▽

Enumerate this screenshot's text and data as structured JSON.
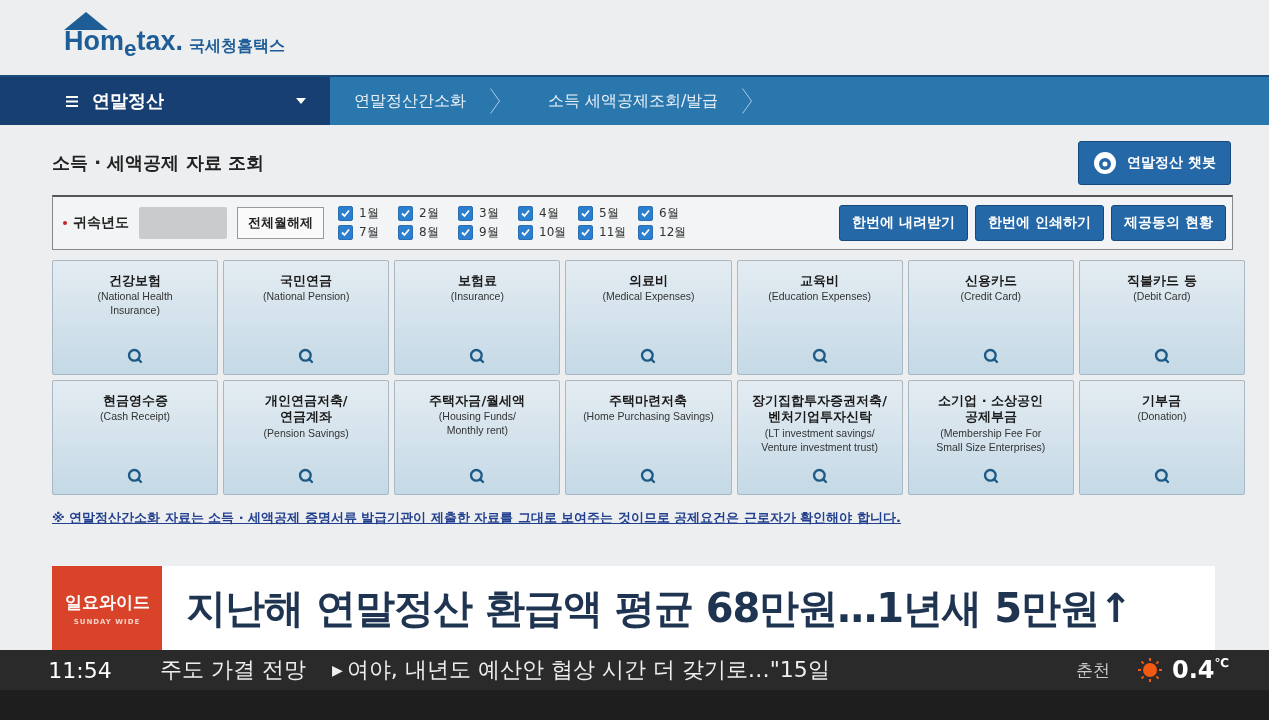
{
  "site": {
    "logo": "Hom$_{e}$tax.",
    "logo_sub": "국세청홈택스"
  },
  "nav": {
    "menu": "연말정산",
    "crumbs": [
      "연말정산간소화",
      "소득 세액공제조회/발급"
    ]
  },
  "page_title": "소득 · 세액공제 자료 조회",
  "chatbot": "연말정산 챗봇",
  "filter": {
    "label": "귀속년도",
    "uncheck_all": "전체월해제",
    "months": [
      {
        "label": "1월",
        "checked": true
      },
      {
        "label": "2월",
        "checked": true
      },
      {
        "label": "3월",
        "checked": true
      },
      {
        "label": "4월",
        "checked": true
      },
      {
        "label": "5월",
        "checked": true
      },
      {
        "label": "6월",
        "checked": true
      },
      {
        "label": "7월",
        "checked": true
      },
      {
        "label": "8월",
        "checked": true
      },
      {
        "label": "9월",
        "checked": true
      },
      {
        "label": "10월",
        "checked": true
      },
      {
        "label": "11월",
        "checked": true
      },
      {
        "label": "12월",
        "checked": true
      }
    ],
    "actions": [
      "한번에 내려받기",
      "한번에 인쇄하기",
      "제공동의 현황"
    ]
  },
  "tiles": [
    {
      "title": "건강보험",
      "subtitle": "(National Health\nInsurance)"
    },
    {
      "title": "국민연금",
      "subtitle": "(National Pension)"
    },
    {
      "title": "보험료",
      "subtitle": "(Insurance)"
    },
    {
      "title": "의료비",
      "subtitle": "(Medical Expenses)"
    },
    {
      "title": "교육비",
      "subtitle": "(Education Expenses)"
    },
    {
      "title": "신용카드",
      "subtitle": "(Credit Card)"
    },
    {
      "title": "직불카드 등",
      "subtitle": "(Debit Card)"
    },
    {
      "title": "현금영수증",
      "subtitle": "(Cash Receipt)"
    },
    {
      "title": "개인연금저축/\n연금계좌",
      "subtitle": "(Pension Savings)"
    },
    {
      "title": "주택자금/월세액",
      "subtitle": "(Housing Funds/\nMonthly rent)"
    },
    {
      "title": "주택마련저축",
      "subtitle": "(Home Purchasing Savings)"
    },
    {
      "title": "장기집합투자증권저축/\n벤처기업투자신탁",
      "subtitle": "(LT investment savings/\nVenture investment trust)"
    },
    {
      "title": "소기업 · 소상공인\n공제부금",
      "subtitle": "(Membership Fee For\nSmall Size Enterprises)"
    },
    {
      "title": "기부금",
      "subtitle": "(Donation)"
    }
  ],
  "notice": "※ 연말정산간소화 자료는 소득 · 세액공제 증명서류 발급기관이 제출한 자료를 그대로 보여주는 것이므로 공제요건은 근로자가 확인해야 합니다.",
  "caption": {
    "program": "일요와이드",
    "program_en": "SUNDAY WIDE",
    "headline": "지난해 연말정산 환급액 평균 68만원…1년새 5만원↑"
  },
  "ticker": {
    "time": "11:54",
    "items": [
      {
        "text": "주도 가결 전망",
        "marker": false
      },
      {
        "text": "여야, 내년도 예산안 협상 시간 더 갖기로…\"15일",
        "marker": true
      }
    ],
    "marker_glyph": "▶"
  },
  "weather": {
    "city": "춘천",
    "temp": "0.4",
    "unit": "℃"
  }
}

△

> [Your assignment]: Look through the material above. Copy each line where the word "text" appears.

> [Answer to the problem]:
Enumerate this screenshot's text and data as structured JSON.
        "text": "주도 가결 전망",
        "text": "여야, 내년도 예산안 협상 시간 더 갖기로…\"15일",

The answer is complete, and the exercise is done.